=== What you need to do ===
Each line of the entries below that holds "chocolate" is needed, copied in full.

=== Data records for software interfaces ===
======
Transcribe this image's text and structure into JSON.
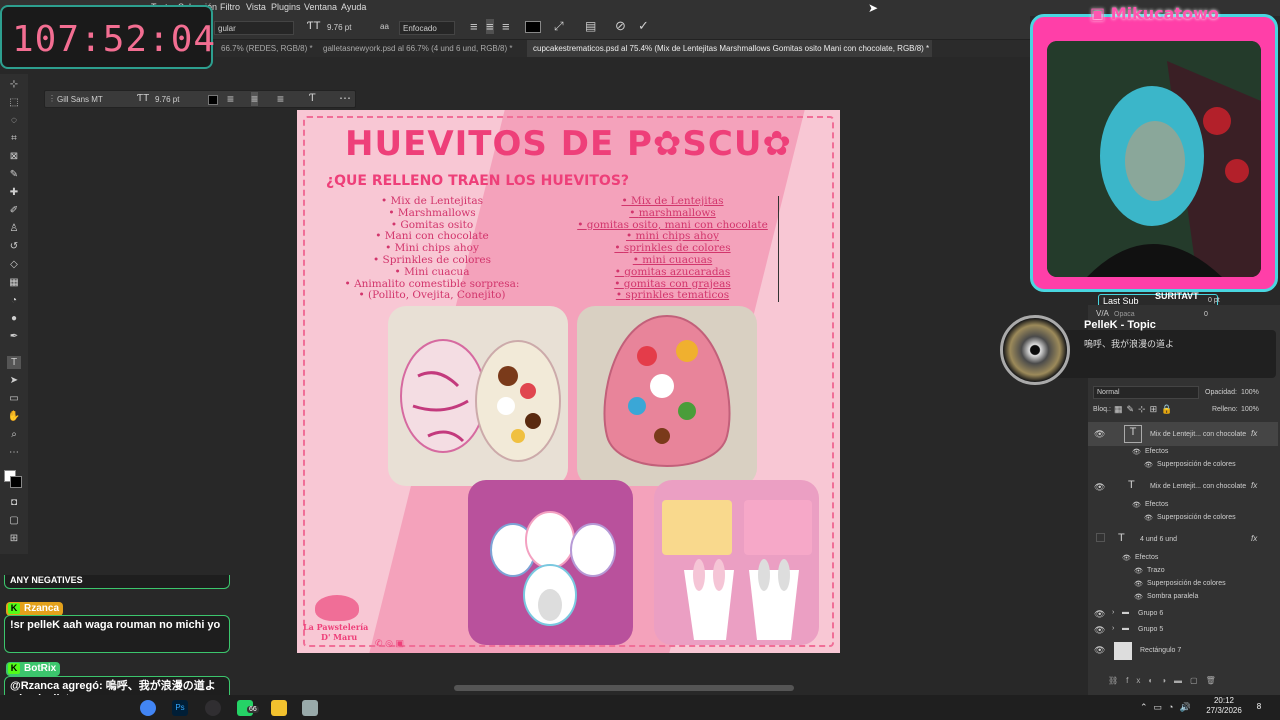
{
  "menu": {
    "items": [
      "Texto",
      "Selección",
      "Filtro",
      "Vista",
      "Plugins",
      "Ventana",
      "Ayuda"
    ]
  },
  "options_bar": {
    "font_style": "gular",
    "font_size": "9.76 pt",
    "antialias": "Enfocado",
    "aa_icon": "aa"
  },
  "doc_tabs": [
    {
      "label": "66.7% (REDES, RGB/8) *",
      "active": false
    },
    {
      "label": "galletasnewyork.psd al 66.7% (4 und  6 und, RGB/8) *",
      "active": false
    },
    {
      "label": "cupcakestrematicos.psd al 75.4% (Mix de Lentejitas Marshmallows Gomitas osito Mani con chocolate, RGB/8) *",
      "active": true
    }
  ],
  "float_bar": {
    "font": "Gill Sans MT",
    "size": "9.76 pt"
  },
  "poster": {
    "title": "HUEVITOS DE P✿SCU✿",
    "question": "¿QUE RELLENO TRAEN LOS HUEVITOS?",
    "left_list": [
      "Mix de Lentejitas",
      "Marshmallows",
      "Gomitas osito",
      "Mani con chocolate",
      "Mini chips ahoy",
      "Sprinkles de colores",
      "Mini cuacua",
      "Animalito comestible sorpresa:",
      "(Pollito, Ovejita, Conejito)"
    ],
    "right_list": [
      "Mix de Lentejitas",
      "marshmallows",
      "gomitas osito, mani con chocolate",
      "mini chips ahoy",
      "sprinkles de colores",
      "mini cuacuas",
      "gomitas azucaradas",
      "gomitas con grajeas",
      "sprinkles tematicos"
    ],
    "brand_line1": "La Pawstelería",
    "brand_line2": "D' Maru"
  },
  "timer": {
    "text": "107:52:04"
  },
  "stream": {
    "channel": "Mikucatowo",
    "sub_label": "Last Sub",
    "sub_name": "SURITAVT"
  },
  "music": {
    "title": "PelleK - Topic",
    "subtitle": "嗚呼、我が浪漫の道よ"
  },
  "layers_panel": {
    "blend_mode": "Normal",
    "opacity_label": "Opacidad:",
    "opacity_value": "100%",
    "lock_label": "Bloq.:",
    "fill_label": "Relleno:",
    "fill_value": "100%",
    "opacity_short": "Opaca",
    "va_label": "V/A",
    "pt_value": "0 pt",
    "zero_value": "0",
    "layers": [
      {
        "name": "Mix de Lentejit... con chocolate",
        "type": "T",
        "fx": true
      },
      {
        "name": "Efectos",
        "type": "sub"
      },
      {
        "name": "Superposición de colores",
        "type": "effect"
      },
      {
        "name": "Mix de Lentejit... con chocolate",
        "type": "T",
        "fx": true
      },
      {
        "name": "Efectos",
        "type": "sub"
      },
      {
        "name": "Superposición de colores",
        "type": "effect"
      },
      {
        "name": "4 und    6 und",
        "type": "T",
        "fx": true
      },
      {
        "name": "Efectos",
        "type": "sub"
      },
      {
        "name": "Trazo",
        "type": "effect"
      },
      {
        "name": "Superposición de colores",
        "type": "effect"
      },
      {
        "name": "Sombra paralela",
        "type": "effect"
      },
      {
        "name": "Grupo 6",
        "type": "group"
      },
      {
        "name": "Grupo 5",
        "type": "group"
      },
      {
        "name": "Rectángulo 7",
        "type": "shape"
      }
    ]
  },
  "chat": {
    "cut_text": "ANY NEGATIVES",
    "messages": [
      {
        "user": "Rzanca",
        "user_color": "#e3a11b",
        "text": "!sr pelleK aah waga rouman no michi yo"
      },
      {
        "user": "BotRix",
        "user_color": "#3cc66d",
        "text": "@Rzanca agregó: 嗚呼、我が浪漫の道よ a la playlist."
      }
    ]
  },
  "taskbar": {
    "time": "20:12",
    "date": "27/3/2026",
    "whatsapp_badge": "66",
    "notification_count": "8"
  }
}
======
=== Task answer ===
      "label": "cupcakestrematicos.psd al 75.4% (Mix de Lentejitas Marshmallows Gomitas osito Mani con chocolate, RGB/8) *",
      "Mani con chocolate",
      "gomitas osito, mani con chocolate",
        "name": "Mix de Lentejit... con chocolate",
        "name": "Mix de Lentejit... con chocolate",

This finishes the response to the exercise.